    ReplyDelete
  64. I am one of those adults who love teen novels! I am a nerfighter too. And I got your book, based on what John Green said about it. I just read Anna yesterday and I absolutely la la la LOVED it! I hope I never forget how it made me feel. DFTBA.

    ReplyDelete
  65. As a teacher, I've been reading YA off and on for 25 years, but I had the same experience with Looking for Alaska that you did. It made me realize what YA could be. It turned reading YA from a job into a passion. I love that John Green had such an impact on you. I gave at least 5 copies of Alaska away to adults as gifts that year. This year, I'm gifting Lola and Anna! You are fabulous. We will wait for Isla; no worries. Do what you need to do for yourself, and we'll be here when she's ready.

    ReplyDelete
  66. This is why I love going through blog archives... you never know when you'll find a gem like this. What a great vlog! And I'm so happy for your success!
    I look forward to meeting John Green this Friday (January 2012)! Though I know I'll be just as silent as you were LOL :)

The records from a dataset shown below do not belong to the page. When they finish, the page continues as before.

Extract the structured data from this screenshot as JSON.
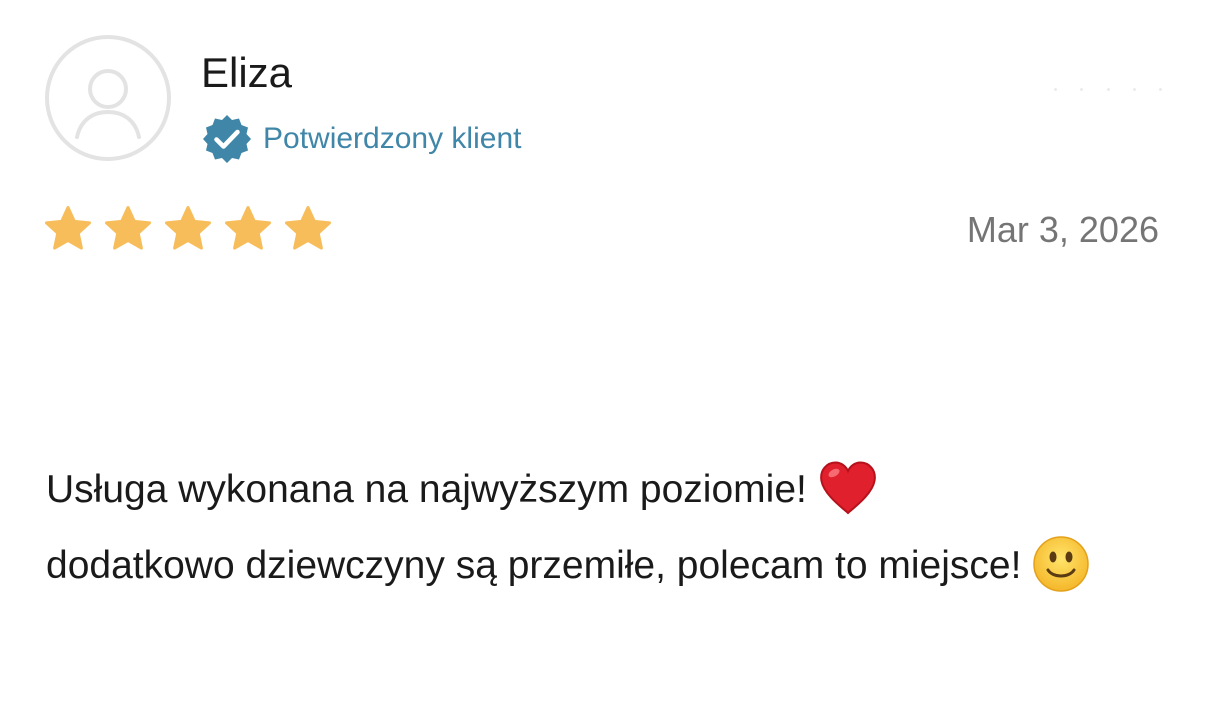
{
  "reviewer": {
    "name": "Eliza",
    "avatar_icon": "user-placeholder-icon",
    "verified_icon": "verified-check-badge-icon",
    "verified_label": "Potwierdzony klient"
  },
  "rating": {
    "stars": 5,
    "max_stars": 5,
    "star_icon": "star-icon",
    "star_color": "#f7bd5b"
  },
  "review": {
    "date": "Mar 3, 2026",
    "text_part1": "Usługa wykonana na najwyższym poziomie!",
    "text_part2": "dodatkowo dziewczyny są przemiłe, polecam to miejsce!",
    "emoji_1": "heart-emoji",
    "emoji_2": "slightly-smiling-face-emoji"
  },
  "colors": {
    "verified_accent": "#3f86a8",
    "date_text": "#757575",
    "body_text": "#1a1a1a",
    "avatar_border": "#e3e3e3"
  }
}
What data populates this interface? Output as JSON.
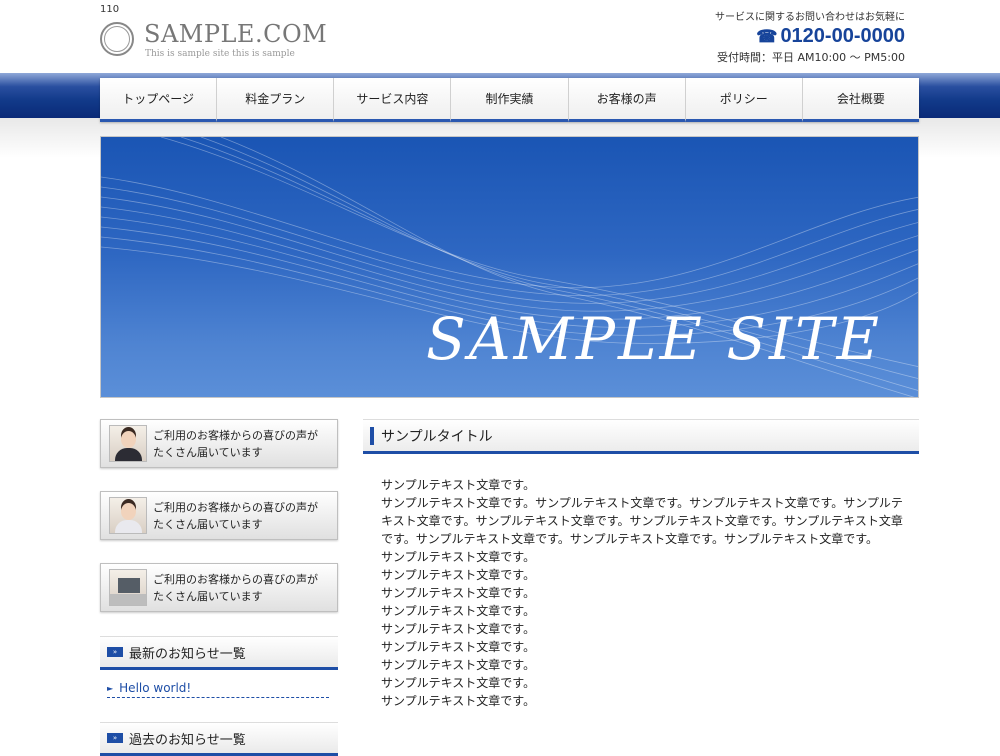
{
  "header": {
    "page_number": "110",
    "logo_name": "SAMPLE.COM",
    "logo_tagline": "This is sample site this is sample",
    "contact_lead": "サービスに関するお問い合わせはお気軽に",
    "phone": "0120-00-0000",
    "hours": "受付時間：平日 AM10:00 ～ PM5:00"
  },
  "nav": {
    "items": [
      "トップページ",
      "料金プラン",
      "サービス内容",
      "制作実績",
      "お客様の声",
      "ポリシー",
      "会社概要"
    ]
  },
  "hero": {
    "title": "SAMPLE SITE"
  },
  "sidebar": {
    "banners": [
      {
        "line1": "ご利用のお客様からの喜びの声が",
        "line2": "たくさん届いています"
      },
      {
        "line1": "ご利用のお客様からの喜びの声が",
        "line2": "たくさん届いています"
      },
      {
        "line1": "ご利用のお客様からの喜びの声が",
        "line2": "たくさん届いています"
      }
    ],
    "news_heading": "最新のお知らせ一覧",
    "news_items": [
      "Hello world!"
    ],
    "archive_heading": "過去のお知らせ一覧"
  },
  "main": {
    "title": "サンプルタイトル",
    "paragraphs": [
      "サンプルテキスト文章です。",
      "サンプルテキスト文章です。サンプルテキスト文章です。サンプルテキスト文章です。サンプルテキスト文章です。サンプルテキスト文章です。サンプルテキスト文章です。サンプルテキスト文章です。サンプルテキスト文章です。サンプルテキスト文章です。サンプルテキスト文章です。",
      "サンプルテキスト文章です。",
      "サンプルテキスト文章です。",
      "サンプルテキスト文章です。",
      "サンプルテキスト文章です。",
      "サンプルテキスト文章です。",
      "サンプルテキスト文章です。",
      "サンプルテキスト文章です。",
      "サンプルテキスト文章です。",
      "サンプルテキスト文章です。"
    ]
  },
  "colors": {
    "accent": "#1e4ea6",
    "phone": "#17449a"
  },
  "icons": {
    "phone": "phone-icon",
    "logo_stamp": "stamp-of-approval-icon",
    "news_arrow": "triangle-right-icon",
    "heading_mark": "double-chevron-icon"
  }
}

    ReplyDelete
  67. Anonymous7:06 PM GMT-5

    Olá, não sei se há possibilidades de você traduzir essa mensagem, mas quero escrever mesmo assim, quero tentar uma resposta, ficaria muito contente! Eu amo "Anna e o beijo francês", eu amo, eu amo muito! Seria de imenso prazer de pudesse escrever uma continuação, te peço com muito carinho, escreva uma continuação, ou então lhe imploro por um filme!

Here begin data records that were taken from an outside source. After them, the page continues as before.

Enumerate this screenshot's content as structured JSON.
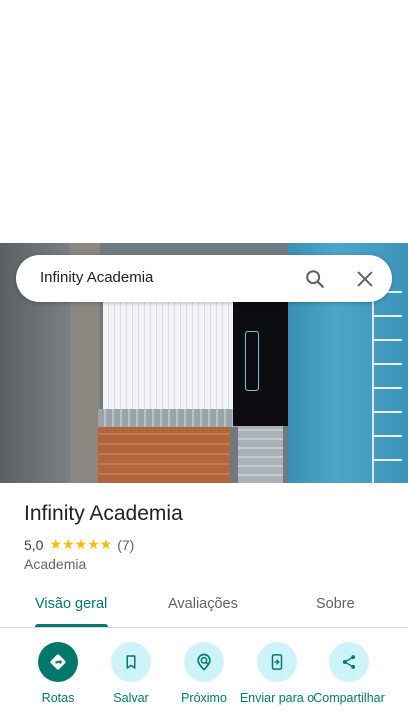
{
  "search": {
    "value": "Infinity Academia"
  },
  "place": {
    "title": "Infinity Academia",
    "rating": "5,0",
    "stars": "★★★★★",
    "review_count": "(7)",
    "category": "Academia"
  },
  "tabs": [
    {
      "label": "Visão geral",
      "active": true
    },
    {
      "label": "Avaliações",
      "active": false
    },
    {
      "label": "Sobre",
      "active": false
    }
  ],
  "actions": [
    {
      "label": "Rotas",
      "icon": "directions-icon"
    },
    {
      "label": "Salvar",
      "icon": "bookmark-icon"
    },
    {
      "label": "Próximo",
      "icon": "nearby-icon"
    },
    {
      "label": "Enviar para o",
      "icon": "send-to-phone-icon"
    },
    {
      "label": "Compartilhar",
      "icon": "share-icon"
    }
  ],
  "colors": {
    "accent": "#00796b",
    "action_bg": "#cdf3f9",
    "star": "#fbbc04"
  }
}
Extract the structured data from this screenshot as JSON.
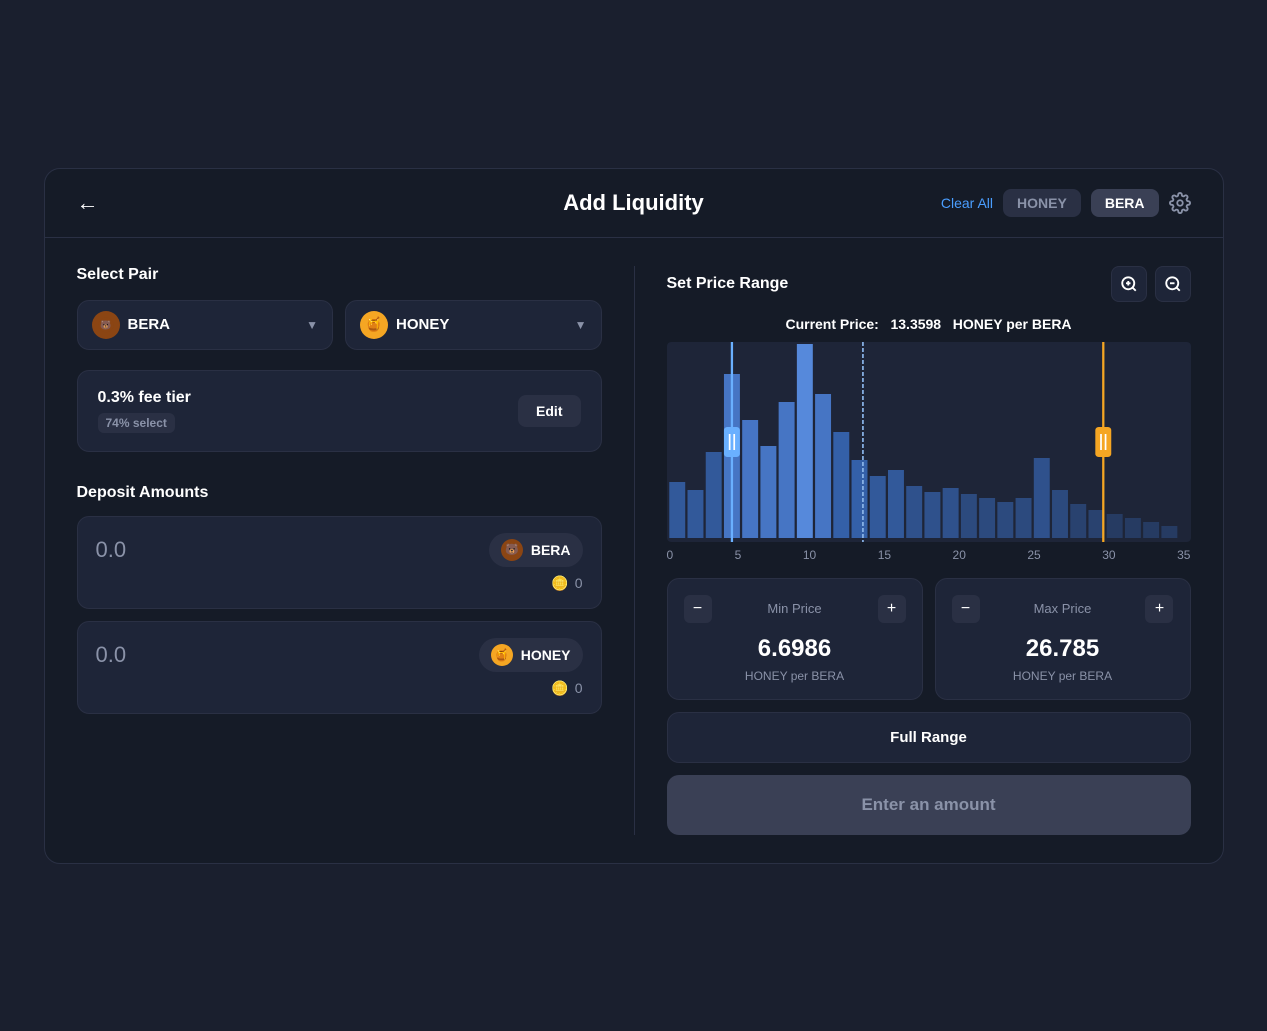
{
  "header": {
    "title": "Add Liquidity",
    "back_label": "←",
    "clear_all_label": "Clear All",
    "token_tab_1": "HONEY",
    "token_tab_2": "BERA",
    "settings_icon": "⚙"
  },
  "select_pair": {
    "label": "Select Pair",
    "token1": "BERA",
    "token2": "HONEY"
  },
  "fee_tier": {
    "label": "0.3% fee tier",
    "badge": "74% select",
    "edit_label": "Edit"
  },
  "deposit": {
    "label": "Deposit Amounts",
    "amount1": "0.0",
    "token1": "BERA",
    "balance1": "0",
    "amount2": "0.0",
    "token2": "HONEY",
    "balance2": "0"
  },
  "price_range": {
    "label": "Set Price Range",
    "current_price_label": "Current Price:",
    "current_price_value": "13.3598",
    "current_price_unit": "HONEY per BERA",
    "zoom_in_icon": "⊕",
    "zoom_out_icon": "⊖",
    "x_labels": [
      "0",
      "5",
      "10",
      "15",
      "20",
      "25",
      "30",
      "35"
    ],
    "min_price": {
      "label": "Min Price",
      "value": "6.6986",
      "unit": "HONEY per BERA",
      "minus": "−",
      "plus": "+"
    },
    "max_price": {
      "label": "Max Price",
      "value": "26.785",
      "unit": "HONEY per BERA",
      "minus": "−",
      "plus": "+"
    },
    "full_range_label": "Full Range",
    "enter_amount_label": "Enter an amount"
  },
  "chart": {
    "bars": [
      {
        "x": 0,
        "height": 0.2
      },
      {
        "x": 1,
        "height": 0.15
      },
      {
        "x": 2,
        "height": 0.45
      },
      {
        "x": 3,
        "height": 0.85
      },
      {
        "x": 4,
        "height": 0.6
      },
      {
        "x": 5,
        "height": 0.4
      },
      {
        "x": 6,
        "height": 0.7
      },
      {
        "x": 7,
        "height": 1.0
      },
      {
        "x": 8,
        "height": 0.75
      },
      {
        "x": 9,
        "height": 0.55
      },
      {
        "x": 10,
        "height": 0.35
      },
      {
        "x": 11,
        "height": 0.25
      },
      {
        "x": 12,
        "height": 0.3
      },
      {
        "x": 13,
        "height": 0.2
      },
      {
        "x": 14,
        "height": 0.15
      },
      {
        "x": 15,
        "height": 0.18
      },
      {
        "x": 16,
        "height": 0.12
      },
      {
        "x": 17,
        "height": 0.1
      },
      {
        "x": 18,
        "height": 0.08
      },
      {
        "x": 19,
        "height": 0.1
      },
      {
        "x": 20,
        "height": 0.35
      },
      {
        "x": 21,
        "height": 0.15
      },
      {
        "x": 22,
        "height": 0.08
      },
      {
        "x": 23,
        "height": 0.06
      },
      {
        "x": 24,
        "height": 0.05
      },
      {
        "x": 25,
        "height": 0.04
      },
      {
        "x": 26,
        "height": 0.03
      },
      {
        "x": 27,
        "height": 0.02
      }
    ],
    "colors": {
      "bar": "#3a6fc4",
      "bar_dark": "#2a5090",
      "left_handle": "#6ab0ff",
      "right_handle": "#f5a623",
      "range_fill": "#3a6fc4"
    }
  }
}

    Hi Stephanie Perkins, I love "Anna and the french kiss" so much!!! Please, write a continuation or a movie, please please please!!!! It's one my favorite book! I'm a brazilian fan

    ReplyDelete
  68. Olá, não sei se há possibilidades de você traduzir essa mensagem, mas quero escrever mesmo assim, quero tentar uma resposta, ficaria muito contente! Eu amo "Anna e o beijo francês", eu amo, eu amo muito! Seria de imenso prazer de pudesse escrever uma continuação, te peço com muito carinho, escreva uma continuação, ou então lhe imploro por um filme!

    Hi Stephanie Perkins, I love "Anna and the french kiss" so much!!! Please, write a continuation or a movie, please please please!!!! It's my favorite book! I'm a brazilian fan

    ReplyDelete

 


2009 Stephanie Perkins. All rights reserved.